▶ [Data extract]
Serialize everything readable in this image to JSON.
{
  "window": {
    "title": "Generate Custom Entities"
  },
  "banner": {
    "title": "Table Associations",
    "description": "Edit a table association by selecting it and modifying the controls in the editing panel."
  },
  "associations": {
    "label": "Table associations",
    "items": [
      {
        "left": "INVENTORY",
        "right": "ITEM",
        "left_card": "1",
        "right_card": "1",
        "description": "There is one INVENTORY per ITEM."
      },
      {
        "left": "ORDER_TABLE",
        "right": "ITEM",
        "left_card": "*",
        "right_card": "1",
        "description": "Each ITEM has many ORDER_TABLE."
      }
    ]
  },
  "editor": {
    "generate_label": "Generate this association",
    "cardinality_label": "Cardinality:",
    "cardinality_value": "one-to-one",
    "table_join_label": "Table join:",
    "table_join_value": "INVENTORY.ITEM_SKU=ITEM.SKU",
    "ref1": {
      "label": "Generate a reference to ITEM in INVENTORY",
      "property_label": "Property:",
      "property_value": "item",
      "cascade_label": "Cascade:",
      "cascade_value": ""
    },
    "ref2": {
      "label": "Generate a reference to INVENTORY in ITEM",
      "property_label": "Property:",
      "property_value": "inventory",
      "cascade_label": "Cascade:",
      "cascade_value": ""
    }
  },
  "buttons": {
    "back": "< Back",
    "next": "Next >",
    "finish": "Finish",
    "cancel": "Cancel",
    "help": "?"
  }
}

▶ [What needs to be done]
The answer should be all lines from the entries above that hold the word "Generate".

▶ [Output of the task]
    "title": "Generate Custom Entities"
    "generate_label": "Generate this association",
      "label": "Generate a reference to ITEM in INVENTORY",
      "label": "Generate a reference to INVENTORY in ITEM",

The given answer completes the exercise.